While the overall themes of a WRC often aren’t clear until it starts, O’Keefe said a likely one will be that “it’s becoming increasingly difficult to find more spectrum for a lot of advanced 5G, 6G services,” she said: “The pressure is on.” She also expects more focus than in the past on the rising use of non-geostationary orbit systems.

There’s always … a question of balancing progress with protection” of incumbents, Lucarelli said: “That’s in every one of these issues that we’re dealing with at every point. … Absolutely, this is a discussion about promoting innovation in connectivity in a challenging environment.”

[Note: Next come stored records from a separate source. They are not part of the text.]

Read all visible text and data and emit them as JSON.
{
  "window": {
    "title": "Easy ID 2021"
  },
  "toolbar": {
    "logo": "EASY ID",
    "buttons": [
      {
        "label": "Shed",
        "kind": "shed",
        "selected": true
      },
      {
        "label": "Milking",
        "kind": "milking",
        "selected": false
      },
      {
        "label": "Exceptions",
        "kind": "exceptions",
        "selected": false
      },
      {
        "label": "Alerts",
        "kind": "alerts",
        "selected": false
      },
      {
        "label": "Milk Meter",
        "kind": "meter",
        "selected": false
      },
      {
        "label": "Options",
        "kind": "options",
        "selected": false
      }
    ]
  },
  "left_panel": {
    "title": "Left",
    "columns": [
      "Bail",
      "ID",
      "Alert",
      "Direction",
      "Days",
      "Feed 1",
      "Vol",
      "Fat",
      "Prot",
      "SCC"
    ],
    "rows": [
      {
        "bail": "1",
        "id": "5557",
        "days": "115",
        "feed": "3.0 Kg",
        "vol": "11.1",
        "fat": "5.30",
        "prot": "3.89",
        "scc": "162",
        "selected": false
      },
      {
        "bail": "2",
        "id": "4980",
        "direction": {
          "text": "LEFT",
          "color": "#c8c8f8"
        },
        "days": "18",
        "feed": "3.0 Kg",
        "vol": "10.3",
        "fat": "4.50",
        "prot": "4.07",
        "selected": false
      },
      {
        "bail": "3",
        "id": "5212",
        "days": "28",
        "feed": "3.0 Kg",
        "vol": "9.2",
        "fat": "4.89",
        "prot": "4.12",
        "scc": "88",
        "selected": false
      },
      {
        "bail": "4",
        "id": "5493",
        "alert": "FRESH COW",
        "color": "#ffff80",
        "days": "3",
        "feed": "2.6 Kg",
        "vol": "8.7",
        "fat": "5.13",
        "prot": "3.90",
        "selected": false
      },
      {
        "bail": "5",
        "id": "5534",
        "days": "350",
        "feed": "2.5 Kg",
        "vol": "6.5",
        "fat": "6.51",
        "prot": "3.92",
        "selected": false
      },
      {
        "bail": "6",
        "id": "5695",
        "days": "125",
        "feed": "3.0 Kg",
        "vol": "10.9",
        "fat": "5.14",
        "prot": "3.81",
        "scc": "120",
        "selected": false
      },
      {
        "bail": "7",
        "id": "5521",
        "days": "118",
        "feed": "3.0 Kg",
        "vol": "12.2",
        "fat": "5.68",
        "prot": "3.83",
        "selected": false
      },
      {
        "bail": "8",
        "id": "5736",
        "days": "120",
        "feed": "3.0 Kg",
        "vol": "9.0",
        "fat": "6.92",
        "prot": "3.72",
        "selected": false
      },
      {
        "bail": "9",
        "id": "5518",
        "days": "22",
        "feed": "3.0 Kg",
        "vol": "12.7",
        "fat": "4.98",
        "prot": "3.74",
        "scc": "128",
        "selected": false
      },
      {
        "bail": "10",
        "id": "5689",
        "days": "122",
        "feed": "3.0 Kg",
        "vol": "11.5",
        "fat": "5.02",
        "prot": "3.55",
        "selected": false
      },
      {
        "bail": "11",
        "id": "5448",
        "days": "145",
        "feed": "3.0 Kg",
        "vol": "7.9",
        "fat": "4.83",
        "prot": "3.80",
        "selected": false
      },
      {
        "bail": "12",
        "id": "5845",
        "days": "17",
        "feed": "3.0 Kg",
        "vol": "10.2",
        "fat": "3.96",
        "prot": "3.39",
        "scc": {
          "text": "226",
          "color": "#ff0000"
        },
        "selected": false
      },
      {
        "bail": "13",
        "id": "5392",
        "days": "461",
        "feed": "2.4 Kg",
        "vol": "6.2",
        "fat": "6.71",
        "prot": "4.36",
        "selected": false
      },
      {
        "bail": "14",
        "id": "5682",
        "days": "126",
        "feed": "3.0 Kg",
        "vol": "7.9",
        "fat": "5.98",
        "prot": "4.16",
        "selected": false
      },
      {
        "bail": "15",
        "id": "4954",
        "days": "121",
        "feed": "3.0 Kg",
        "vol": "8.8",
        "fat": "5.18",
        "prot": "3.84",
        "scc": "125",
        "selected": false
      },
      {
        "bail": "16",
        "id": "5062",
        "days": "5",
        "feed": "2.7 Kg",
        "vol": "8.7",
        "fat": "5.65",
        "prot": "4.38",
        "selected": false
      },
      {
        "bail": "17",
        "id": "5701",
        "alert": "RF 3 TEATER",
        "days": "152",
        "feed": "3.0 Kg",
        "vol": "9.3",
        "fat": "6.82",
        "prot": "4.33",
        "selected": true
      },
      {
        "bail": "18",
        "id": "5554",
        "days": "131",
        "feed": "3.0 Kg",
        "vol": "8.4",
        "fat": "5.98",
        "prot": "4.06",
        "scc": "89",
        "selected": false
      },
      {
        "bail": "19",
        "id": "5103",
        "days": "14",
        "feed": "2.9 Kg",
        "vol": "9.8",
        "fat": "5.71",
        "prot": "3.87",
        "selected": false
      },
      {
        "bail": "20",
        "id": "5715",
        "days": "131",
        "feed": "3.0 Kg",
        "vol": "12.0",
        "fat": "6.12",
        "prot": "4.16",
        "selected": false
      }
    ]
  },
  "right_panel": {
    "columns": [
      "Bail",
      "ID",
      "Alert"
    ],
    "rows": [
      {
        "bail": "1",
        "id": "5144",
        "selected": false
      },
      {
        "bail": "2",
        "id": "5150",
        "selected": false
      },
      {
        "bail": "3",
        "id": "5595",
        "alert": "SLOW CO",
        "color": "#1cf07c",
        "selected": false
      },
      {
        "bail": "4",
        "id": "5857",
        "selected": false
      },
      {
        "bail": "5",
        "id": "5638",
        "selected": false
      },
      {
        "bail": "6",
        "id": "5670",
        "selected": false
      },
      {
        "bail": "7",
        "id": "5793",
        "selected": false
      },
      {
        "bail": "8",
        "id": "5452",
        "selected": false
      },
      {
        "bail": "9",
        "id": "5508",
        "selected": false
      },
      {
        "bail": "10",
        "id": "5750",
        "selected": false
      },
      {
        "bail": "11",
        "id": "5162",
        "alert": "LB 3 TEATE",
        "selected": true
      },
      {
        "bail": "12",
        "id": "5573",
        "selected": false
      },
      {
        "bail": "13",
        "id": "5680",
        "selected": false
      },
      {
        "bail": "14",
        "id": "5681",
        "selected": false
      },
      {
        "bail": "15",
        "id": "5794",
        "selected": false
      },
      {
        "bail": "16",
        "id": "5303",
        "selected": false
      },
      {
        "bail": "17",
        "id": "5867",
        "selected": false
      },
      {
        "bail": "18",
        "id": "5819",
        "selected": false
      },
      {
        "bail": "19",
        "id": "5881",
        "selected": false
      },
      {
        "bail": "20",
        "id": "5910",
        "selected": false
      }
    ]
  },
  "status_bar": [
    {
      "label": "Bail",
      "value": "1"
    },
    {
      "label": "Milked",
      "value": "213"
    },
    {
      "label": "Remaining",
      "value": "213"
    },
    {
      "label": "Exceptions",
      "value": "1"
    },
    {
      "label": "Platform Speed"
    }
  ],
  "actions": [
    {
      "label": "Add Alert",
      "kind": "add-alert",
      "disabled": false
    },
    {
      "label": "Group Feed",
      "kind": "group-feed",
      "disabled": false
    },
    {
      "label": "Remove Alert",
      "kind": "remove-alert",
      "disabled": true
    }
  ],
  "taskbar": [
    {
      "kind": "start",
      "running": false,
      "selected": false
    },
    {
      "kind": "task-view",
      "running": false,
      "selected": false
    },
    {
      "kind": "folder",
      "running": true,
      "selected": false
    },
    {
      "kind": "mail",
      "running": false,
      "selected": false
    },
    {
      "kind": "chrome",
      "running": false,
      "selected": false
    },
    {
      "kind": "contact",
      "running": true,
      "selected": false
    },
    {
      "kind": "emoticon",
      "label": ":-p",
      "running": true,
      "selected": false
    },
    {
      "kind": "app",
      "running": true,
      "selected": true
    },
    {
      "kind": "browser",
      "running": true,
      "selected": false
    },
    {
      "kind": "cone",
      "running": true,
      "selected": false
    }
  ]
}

Limiting the number of items to be teed up for WRC-27 will be a U.S. focus, officials agreed. By last count, more than 30 future agenda items were scheduled to be considered, Cooper said. That’s an “oh, my goodness number,” and it would be better if there were closer to 20, he said. “Thirty-plus just is simply way too much,” he said.

Prioritizing future agenda items is a concern, Lucarelli said. "There will be some culling -- there will have to be,” he said. Future items with support from multiple ITU regions are more likely to make the cut, he said.

WRC is a long conference “and it’ll evolve over the four weeks,” O’Keefe said. “Making sure we have a solid future agenda is one of our priorities,” she said.

The top priorities for the U.S. are “expanding connectivity and driving innovation,” unlocking “the space economy and the next generation of space sciences,” protecting U.S. defense capabilities and “preserving” aviation and maritime safety, Lang said.

Increasing opportunities for advanced wireless technology “to enable new and improved services for consumers and businesses,” is a top goal, Lang said. The U.S. is promoting an agreement supporting unlicensed use of the 6 GHz band, “an area where the United States has great technological strength,” he said. The U.S. supports no change to the band, which will let countries decide how the spectrum should be allocated, he said.

The U.S. is also stressing the importance of global harmonization in the C band for international mobile telecommunications and the identification of 3.3-3.4 and 3.6-3.8 GHz bands for IMT, Lang said. Agenda Item 10, which considers spectrum for IMT, “won’t be easy,” he said: “We have all seen regions … struggle to reach agreement on bands for future study,” he said. The U.S. has already proposed the 12.7-13.25 GHz band “as one possibility in CITEL and we have had extensive discussions on possible additional bands,” he said.